Ten Minutes, Or You’re Toast

I’ve just launched a new website I hope will address what I think is a growing gap in our technological world: those who adopt early and those who don’t.

In my experience there are two different kinds of people: those who are quick to embrace change and those who aren’t. It’s not as if the latter group hates change; in fact, they are often the ones who more completely embrace that change into their life. It’s not, too, as if those who are quick to embrace change adopt that change into their lives. Indeed, most of those people who embrace the new tend, by definition, to as quickly discard it when something else comes along. Early adopts adopt and then drop. Late adopters adopt and stick.

Skype is my favorite example. Most people who use Skype are not early adopters, and many of them took a long time to get there. My BBC editor, for example, knows more about technology than I, but has only just gotten aboard Skype. It’s not as if he’s a Luddite; he just doesn’t embrace technological change as readily as others.
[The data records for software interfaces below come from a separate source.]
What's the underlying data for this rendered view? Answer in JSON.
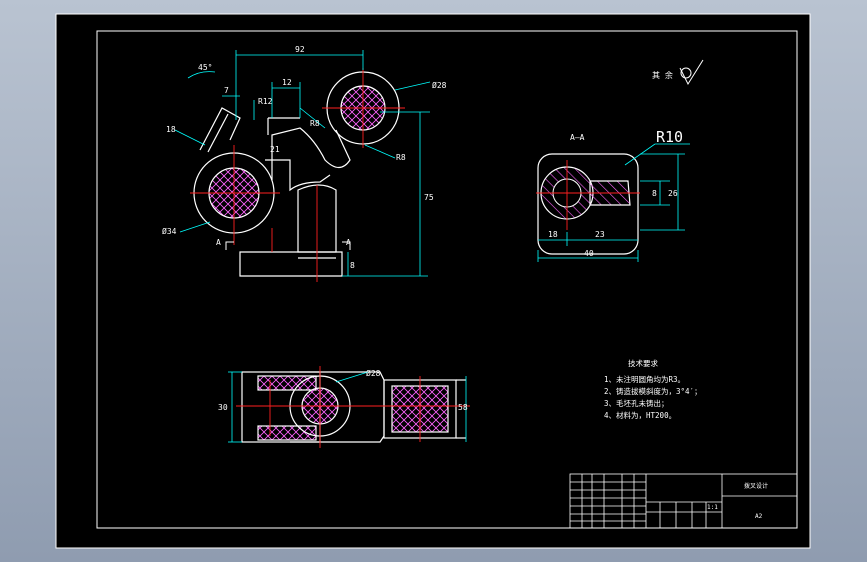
{
  "drawing": {
    "colors": {
      "viewport_bg": "#9aa6b8",
      "paper": "#000000",
      "frame": "#ffffff",
      "outline": "#ffffff",
      "dimension": "#00ffff",
      "centerline": "#ff2020",
      "hatch": "#ff66ff",
      "text": "#ffffff"
    },
    "dimensions": {
      "top_width": "92",
      "slot": "12",
      "small": "7",
      "left_offset": "18",
      "angle": "45°",
      "inner_width": "R12",
      "mid_depth": "21",
      "bore_top": "Ø28",
      "bore_left": "Ø34",
      "fillet": "R8",
      "overall_height": "75",
      "base_height": "8",
      "arm": "R8",
      "side_w1": "18",
      "side_w2": "23",
      "side_total": "40",
      "side_h1": "8",
      "side_h2": "26",
      "front_h": "30",
      "front_right_h": "58",
      "front_bore": "Ø28"
    },
    "labels": {
      "section_a": "A",
      "section_title": "A—A",
      "radius_r10": "R10",
      "roughness_note": "其 余"
    },
    "notes": {
      "title": "技术要求",
      "items": [
        "1、未注明圆角均为R3。",
        "2、铸造拔模斜度为，3°4′；",
        "3、毛坯孔未铸出；",
        "4、材料为，HT200。"
      ]
    },
    "title_block": {
      "part_name": "拨叉设计",
      "scale": "1:1",
      "sheet": "A2"
    }
  }
}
So, back to the ten minutes thing. Skype’s success was down to its ease of use. Sure, it had other things going for it, but it was by no means the first, nor necessarily the best service on offer. But it was easy. Easy to grasp, easy to install, easy to run (all that sneaky stuff to get around firewalls? Sneaky, but great!). Skype revealed itself in under 10 minutes and ushered in a revolution.

Other examples? SMS. Easy to figure out. T9 predictive text. Easy to figure out. Google. Easy to figure out. I’m sure there are more, but they’re not as many as you might think.

So, the rule of thumb for tenminut.es is a simple one: reveal your worth within ten minutes or I’m gone. I don’t mean let me figure you out in your entirety, all you potential and all your value, but at least give me an idea of whether you’re worth your time. Of course, if during those ten minutes I also discover your weaknesses, they’ll be in the review too.

First under the microscope have been networking site Zorpia, which earned a stinker of a review, calendar synchronizer Calgoo which fared slightly better, big file sender mailbigfile.com and online virus checker nanoscan. No one pays to get a review, and I’m just writing about what catches my attention, not in any particular order or preference. If you’d like the tenminut.es treatment, however, or you want right of reply on anything I’ve written, feel free to email me.

16. March 2007 by jeremy
Categories: Internet life, Media | Tags: , , , , , , | 2 comments

Comments (2)

  1. How about ten minute reviews of Medstory.com and Healia.com, two health search engines? I just did a 3 minute screencast comparing them to Google.com.

  2. Techmambo is a site dedicated to obsessively profiling and reviewing new Internet products and companies.In addition to this, we also profile existing companies that are working hard to make products/services more usable for the rest of us. Techmambo is edited by Gerald Shuma.

    link: http://techmambo.blogspot.com/